Random updates November 30, 2006Posted by joshg in General.
So, I did end up buying DEFCON, and it is in fact amazing. The atmosphere it creates through both visuals, and the spooky background music / sounds really reinforces the notion that the “game” you’re playing is incredibly detached from a very serious and horrific reality. When you launch a nuclear attack on an enemy city, you can hear muted sobs in the background. Very chilling. And yet, the game itself is very well-balanced and worth playing, especially playing multiplayer with friends.
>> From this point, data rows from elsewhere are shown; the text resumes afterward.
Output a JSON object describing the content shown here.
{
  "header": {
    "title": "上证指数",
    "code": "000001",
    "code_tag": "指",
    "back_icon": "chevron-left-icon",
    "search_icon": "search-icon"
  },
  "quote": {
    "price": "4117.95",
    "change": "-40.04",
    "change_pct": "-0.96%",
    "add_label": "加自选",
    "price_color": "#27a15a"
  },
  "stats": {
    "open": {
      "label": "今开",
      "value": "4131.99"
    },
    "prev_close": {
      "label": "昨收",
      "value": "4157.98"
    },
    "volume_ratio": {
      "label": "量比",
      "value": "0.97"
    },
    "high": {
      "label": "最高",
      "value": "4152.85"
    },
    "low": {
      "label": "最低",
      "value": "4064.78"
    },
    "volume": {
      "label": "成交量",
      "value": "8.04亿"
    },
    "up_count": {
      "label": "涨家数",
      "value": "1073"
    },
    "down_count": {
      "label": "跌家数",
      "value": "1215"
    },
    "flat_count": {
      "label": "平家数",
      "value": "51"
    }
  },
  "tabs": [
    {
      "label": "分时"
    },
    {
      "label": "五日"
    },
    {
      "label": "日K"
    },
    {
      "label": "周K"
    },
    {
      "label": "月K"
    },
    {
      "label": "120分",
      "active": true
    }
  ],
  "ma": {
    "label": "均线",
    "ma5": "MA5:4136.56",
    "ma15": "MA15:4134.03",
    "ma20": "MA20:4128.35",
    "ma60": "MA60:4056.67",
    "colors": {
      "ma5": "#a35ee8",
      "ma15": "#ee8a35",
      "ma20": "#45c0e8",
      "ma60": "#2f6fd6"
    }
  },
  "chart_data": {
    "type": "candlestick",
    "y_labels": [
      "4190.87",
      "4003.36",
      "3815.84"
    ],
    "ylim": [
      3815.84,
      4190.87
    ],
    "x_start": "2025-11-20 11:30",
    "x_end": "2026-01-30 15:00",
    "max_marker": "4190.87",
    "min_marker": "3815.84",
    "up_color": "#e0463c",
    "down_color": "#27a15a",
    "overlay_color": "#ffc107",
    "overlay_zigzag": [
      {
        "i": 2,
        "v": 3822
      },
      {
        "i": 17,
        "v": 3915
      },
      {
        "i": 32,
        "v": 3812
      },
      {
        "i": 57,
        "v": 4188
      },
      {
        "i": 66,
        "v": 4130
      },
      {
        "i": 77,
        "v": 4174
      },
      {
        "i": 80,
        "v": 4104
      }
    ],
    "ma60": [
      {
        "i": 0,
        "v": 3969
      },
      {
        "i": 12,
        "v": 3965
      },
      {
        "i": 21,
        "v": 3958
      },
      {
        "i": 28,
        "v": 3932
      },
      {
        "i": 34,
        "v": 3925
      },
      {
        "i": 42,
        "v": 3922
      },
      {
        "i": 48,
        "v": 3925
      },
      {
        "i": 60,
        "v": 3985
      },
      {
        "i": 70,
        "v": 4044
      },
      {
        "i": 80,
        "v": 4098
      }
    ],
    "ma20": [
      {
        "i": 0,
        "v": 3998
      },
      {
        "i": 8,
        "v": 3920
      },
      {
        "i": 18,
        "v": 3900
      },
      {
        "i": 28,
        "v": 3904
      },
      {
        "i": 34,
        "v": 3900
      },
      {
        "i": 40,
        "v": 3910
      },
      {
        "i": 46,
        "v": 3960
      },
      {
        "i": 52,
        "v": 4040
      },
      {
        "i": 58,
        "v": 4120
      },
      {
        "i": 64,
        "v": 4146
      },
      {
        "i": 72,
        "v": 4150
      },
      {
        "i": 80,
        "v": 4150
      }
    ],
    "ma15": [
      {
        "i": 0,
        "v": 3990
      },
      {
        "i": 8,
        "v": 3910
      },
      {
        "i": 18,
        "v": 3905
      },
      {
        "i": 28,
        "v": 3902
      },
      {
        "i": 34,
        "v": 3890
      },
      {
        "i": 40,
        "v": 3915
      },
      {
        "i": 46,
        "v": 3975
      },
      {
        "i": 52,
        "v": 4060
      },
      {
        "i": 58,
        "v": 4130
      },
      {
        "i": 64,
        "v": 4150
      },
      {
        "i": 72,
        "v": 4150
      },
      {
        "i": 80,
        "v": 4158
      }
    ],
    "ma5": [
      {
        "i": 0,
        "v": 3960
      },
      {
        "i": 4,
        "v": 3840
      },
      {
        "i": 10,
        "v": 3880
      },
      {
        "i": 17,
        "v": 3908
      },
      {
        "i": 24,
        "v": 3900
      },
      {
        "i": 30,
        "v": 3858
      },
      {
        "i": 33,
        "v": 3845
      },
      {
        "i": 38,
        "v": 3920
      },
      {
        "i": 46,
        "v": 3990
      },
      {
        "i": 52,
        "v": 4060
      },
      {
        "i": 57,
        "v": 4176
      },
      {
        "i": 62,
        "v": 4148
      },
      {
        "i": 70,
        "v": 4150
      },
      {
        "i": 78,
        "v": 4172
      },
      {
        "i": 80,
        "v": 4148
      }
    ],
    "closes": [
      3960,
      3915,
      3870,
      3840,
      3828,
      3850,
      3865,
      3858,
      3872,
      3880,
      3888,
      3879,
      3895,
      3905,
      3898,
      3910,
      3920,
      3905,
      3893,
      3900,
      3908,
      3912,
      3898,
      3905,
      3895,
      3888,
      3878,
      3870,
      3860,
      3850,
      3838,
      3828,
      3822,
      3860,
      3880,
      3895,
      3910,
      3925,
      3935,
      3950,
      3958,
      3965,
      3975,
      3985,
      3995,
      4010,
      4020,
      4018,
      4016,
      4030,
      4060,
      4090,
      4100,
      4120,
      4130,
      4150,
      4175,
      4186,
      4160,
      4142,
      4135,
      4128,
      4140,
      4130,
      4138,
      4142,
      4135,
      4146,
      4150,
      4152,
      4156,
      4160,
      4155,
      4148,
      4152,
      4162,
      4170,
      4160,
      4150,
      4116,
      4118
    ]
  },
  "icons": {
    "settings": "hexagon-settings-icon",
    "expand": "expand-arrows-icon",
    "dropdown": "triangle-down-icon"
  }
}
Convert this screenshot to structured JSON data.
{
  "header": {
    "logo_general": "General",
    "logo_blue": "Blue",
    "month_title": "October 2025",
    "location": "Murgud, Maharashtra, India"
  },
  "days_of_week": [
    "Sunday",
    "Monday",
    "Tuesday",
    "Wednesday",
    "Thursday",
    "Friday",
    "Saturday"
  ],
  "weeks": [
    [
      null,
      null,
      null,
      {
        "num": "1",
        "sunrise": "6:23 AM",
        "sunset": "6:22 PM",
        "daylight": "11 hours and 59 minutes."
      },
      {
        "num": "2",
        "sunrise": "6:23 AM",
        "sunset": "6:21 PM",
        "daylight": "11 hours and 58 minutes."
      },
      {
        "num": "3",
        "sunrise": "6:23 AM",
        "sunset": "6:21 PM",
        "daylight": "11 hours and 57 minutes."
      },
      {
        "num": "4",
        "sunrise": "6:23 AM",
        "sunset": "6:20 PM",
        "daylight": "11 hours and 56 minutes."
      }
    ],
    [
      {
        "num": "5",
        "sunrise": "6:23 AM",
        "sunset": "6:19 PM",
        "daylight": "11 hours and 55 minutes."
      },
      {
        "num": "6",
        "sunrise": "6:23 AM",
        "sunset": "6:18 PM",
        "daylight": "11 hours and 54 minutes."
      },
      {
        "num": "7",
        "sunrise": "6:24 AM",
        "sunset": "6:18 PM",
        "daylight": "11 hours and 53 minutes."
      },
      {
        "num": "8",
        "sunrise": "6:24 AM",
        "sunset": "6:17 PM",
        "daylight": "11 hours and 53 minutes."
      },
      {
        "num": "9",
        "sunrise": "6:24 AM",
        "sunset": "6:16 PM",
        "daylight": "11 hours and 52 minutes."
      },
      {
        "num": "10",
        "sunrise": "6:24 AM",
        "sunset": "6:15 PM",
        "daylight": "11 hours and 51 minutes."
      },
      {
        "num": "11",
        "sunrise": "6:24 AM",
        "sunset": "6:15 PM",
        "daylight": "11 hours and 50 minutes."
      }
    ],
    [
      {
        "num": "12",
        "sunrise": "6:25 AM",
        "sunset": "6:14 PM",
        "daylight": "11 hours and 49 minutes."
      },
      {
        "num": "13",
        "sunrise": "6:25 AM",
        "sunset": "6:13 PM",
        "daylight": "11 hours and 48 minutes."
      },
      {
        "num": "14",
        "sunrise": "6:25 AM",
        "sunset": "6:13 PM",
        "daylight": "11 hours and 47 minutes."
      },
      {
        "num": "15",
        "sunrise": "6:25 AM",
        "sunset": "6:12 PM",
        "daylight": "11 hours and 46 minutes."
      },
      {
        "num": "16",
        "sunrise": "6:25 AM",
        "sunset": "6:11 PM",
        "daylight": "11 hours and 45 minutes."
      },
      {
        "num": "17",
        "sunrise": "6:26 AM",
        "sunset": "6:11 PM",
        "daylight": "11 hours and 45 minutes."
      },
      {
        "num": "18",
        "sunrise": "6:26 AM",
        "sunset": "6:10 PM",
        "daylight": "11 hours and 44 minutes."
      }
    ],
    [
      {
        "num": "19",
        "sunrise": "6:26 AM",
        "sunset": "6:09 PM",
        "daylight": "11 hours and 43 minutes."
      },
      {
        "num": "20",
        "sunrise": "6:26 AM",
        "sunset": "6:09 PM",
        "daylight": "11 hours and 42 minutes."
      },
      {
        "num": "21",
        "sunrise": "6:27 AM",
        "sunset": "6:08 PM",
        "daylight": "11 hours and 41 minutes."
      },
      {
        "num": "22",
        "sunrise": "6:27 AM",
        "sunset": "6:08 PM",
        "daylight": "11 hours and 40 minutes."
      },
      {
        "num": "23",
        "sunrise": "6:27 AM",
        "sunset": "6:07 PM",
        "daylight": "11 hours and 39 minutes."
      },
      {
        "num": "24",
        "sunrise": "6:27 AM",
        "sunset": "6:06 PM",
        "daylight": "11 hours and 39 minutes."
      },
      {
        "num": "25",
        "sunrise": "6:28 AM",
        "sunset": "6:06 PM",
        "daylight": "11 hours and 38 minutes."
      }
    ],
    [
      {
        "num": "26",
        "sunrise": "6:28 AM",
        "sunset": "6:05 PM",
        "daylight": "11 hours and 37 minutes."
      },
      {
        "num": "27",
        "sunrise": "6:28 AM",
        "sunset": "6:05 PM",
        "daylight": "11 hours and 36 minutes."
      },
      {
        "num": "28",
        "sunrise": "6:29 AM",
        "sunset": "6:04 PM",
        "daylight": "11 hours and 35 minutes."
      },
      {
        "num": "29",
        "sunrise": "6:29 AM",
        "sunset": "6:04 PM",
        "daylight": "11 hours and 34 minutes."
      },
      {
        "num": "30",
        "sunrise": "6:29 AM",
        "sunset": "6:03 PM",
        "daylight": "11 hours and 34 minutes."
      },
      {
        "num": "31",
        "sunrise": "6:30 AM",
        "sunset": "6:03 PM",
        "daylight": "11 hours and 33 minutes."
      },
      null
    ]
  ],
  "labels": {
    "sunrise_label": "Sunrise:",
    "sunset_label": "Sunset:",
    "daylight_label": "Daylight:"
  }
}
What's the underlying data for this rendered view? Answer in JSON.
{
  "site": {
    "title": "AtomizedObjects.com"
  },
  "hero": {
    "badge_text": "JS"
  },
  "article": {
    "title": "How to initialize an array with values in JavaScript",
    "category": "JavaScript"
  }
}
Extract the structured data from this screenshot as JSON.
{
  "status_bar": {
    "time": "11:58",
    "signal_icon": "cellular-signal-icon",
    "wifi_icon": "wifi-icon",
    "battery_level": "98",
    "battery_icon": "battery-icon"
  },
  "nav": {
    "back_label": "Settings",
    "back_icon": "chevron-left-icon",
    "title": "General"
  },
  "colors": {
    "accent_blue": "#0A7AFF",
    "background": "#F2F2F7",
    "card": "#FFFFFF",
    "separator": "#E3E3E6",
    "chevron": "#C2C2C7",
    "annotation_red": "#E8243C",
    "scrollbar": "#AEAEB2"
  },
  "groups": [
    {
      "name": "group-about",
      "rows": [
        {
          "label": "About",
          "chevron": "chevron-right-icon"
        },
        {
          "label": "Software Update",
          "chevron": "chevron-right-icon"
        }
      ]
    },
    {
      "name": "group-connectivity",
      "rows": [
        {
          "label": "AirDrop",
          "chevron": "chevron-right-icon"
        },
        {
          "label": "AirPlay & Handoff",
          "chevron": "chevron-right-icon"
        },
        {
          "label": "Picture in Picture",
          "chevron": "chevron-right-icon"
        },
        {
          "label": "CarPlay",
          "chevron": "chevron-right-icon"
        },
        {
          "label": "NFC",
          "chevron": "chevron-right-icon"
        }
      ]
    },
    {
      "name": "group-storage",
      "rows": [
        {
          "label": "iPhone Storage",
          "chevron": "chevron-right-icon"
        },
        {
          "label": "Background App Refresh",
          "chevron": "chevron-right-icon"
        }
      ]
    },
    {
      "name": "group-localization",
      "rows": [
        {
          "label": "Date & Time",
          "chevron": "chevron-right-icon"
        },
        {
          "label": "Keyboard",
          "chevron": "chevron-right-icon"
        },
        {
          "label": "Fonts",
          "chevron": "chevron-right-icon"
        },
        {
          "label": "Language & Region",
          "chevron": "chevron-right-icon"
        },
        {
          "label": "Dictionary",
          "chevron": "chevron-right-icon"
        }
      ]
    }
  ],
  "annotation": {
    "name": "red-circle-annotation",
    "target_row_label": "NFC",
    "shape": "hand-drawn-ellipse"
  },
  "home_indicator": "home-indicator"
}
Nothing else incredibly relevant has crossed my paths lately. I’ve been playing some World of Warcraft in my spare time, which certainly has “spiritual” elements in terms of the game’s fictional world. But frankly, it’s the usual hodge-podge of miscellaneous elements that you find in most generic fantasy. You’ve got the forces of The Light (paladins, good priests) vs. demonic and “shadow” stuff (evil priests, warlocks), you’ve got nature-worshipping druids, you’ve got your basic “neutral” magic, and probably some other elements I’m missing. The actual story is somewhat interesting, but to be honest it’s not that essential a part of the gameplay itself. There are some interesting highlights I’ve seen while playing it on and off over the last couple of years: a Tauren quest that tests your faith by having you jump off a cliff (with no promise that you’ll survive); the Blood Elf backstory, based in WoW and Warcraft 3, which presents magic use as a physical addiction; strange stories of the Undead fighting their corruption and valuing their remaining shreds of humanity. But mostly it’s just been good gameplay with a mild-to-nonexistant message.
That Other Reality November 30, 2006Posted by joshg in General.
What Linus Bruckman Sees When His Eyes Are Closed is a tricky and surreal puzzle game (with an absolutely awesome name). You play, well, I’m not even sure what it is you’re playing as, but on one half of the screen you’re busily trying to sort out futuristic fast-food orders. On the other half, you’re an oddly abstract Japanese figure who floats about doing … something that’s explained in Japanese, which I can’t read, so drat. The stylistic differences between the two halves of the screen are very dramatic and intriguing.
What struck me as relevant about this game in terms of “faith games” is the way it simultaneously presents dual realities that overlap each other. You have two parallel mouse cursors, so any action in one reality automatically affects the other as well. However, the puzzles play some tricks with this, in that some controls which are set left-to-right in one reality will be top-bottom in the other. This way, you can choose from the two realities independantly. This also means that the solutions to the two puzzles are not simply identical, which is probably a good thing since then the differences would be superficial and meaningless from a gameplay perspective.
This is definitely a unique and interesting approach to representing overlapping realities, something that occurs in many religions in terms of intertwined physical and spiritual worlds. Something to keep in mind for any future faithgame-creators out there as a source of inspiration.
Review of The Shivah November 2, 2006Posted by joshg in indie games, Judaism, retro games.
About a month ago, I mentioned The Shivah, an adventure game that deals strongly with issues of Judaism, and faith in general. (“deals strongly with issues”? Gah, I’ve written too many English essays lately!) To my surprise, Dave Gilbert left a comment offering a review copy, and I gladly took him up on it. The long and the short of it is that I got to play through the entirety of what is not only an excellent indie adventure game, but also one of the best examples of portraying faith through a game that I’ve ever seen.
So, a review (after the break)!